After the decision was made to make Perry a starter, the Nationals sent him down to Double-A Harrisburg, where he started the process of building up arm strength and endurance. The results were positive nearly from the get-go, as Perry put up a 2.84 ERA over 13 starts at Harrisburg, allowing just three home runs in 73 innings.
"I felt good," Perry said. "Honestly, I adapted to it. Once I was getting up to like four and five innings fairly quick, I was like, 'Whoa. I feel a lot better than I would expect.' "
Perry realized he couldn't be the same pitcher out of the bullpen that he was in the rotation. The days of being able to consistent pump his fastball at 95-97 mph were over, and the strikeout numbers would fall. But Perry was able to work more on location, using his sinker down in the zone to get easy outs.
"Normally, I would just come in and throw one inning as hard as I can, but yeah, it gave me a chance to feel like I was hitting my spot and not just throwing to a box, a strike zone," he says. "Now I have halves of a plate. Yeah, a lot changed, but I definitely felt great. I progressed as a pitcher tremendously, and I was pretty much able to triple my innings from any other year. I was definitely worn out and tired at the end of it, but it definitely gave me a fresh insight into what it's going to be like this year, hopefully, regarded I stay a starter."
After Harrisburg's season ended, Perry went to the Arizona Fall League to get in some additional work in a talent-rich environment. He posted 4.98 ERA in six starts there, mixing in some rough outings with a couple stellar ones. (Over one two-start, nine-inning stretch, Perry allowed just one hit, no runs and struck out seven.)
Perry admits that his body wore down a bit toward the end of last season due to the workload, but he enters spring this year feeling fresh and strong. He doesn't exactly feel settled now, he says, but has a nice base to work off. And while the Nationals have their starting rotation filled with proven major leaguers, Perry knows that if he can continue in a positive direction, there's an opportunity for him to become the sixth starter in the organization, a guy who could be called upon should one of the starting five go down with an injury.

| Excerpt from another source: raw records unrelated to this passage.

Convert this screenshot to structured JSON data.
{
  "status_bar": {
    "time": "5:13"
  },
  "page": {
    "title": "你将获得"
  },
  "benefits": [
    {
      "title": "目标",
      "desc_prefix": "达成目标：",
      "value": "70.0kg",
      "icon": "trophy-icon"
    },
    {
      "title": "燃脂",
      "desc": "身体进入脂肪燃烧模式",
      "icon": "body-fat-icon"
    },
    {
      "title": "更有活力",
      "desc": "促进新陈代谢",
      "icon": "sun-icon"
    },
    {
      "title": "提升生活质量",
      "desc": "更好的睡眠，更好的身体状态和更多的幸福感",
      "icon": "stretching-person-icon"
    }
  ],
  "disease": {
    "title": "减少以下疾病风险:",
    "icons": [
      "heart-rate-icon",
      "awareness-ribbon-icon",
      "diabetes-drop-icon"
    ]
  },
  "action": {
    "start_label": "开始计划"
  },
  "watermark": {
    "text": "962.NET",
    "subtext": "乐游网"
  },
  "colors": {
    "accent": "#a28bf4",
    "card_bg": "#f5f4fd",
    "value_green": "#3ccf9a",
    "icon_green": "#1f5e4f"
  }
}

"We have one of the best starting rotations in baseball for years to come, so it's an honor to be even mentioned behind them," Perry said. "Heaven forbid, something happens to one of them, that's what I'm here for. I'm here to prove that I can get outs so when one of them goes down and we need a spot-start, they'll have confidence in calling me up."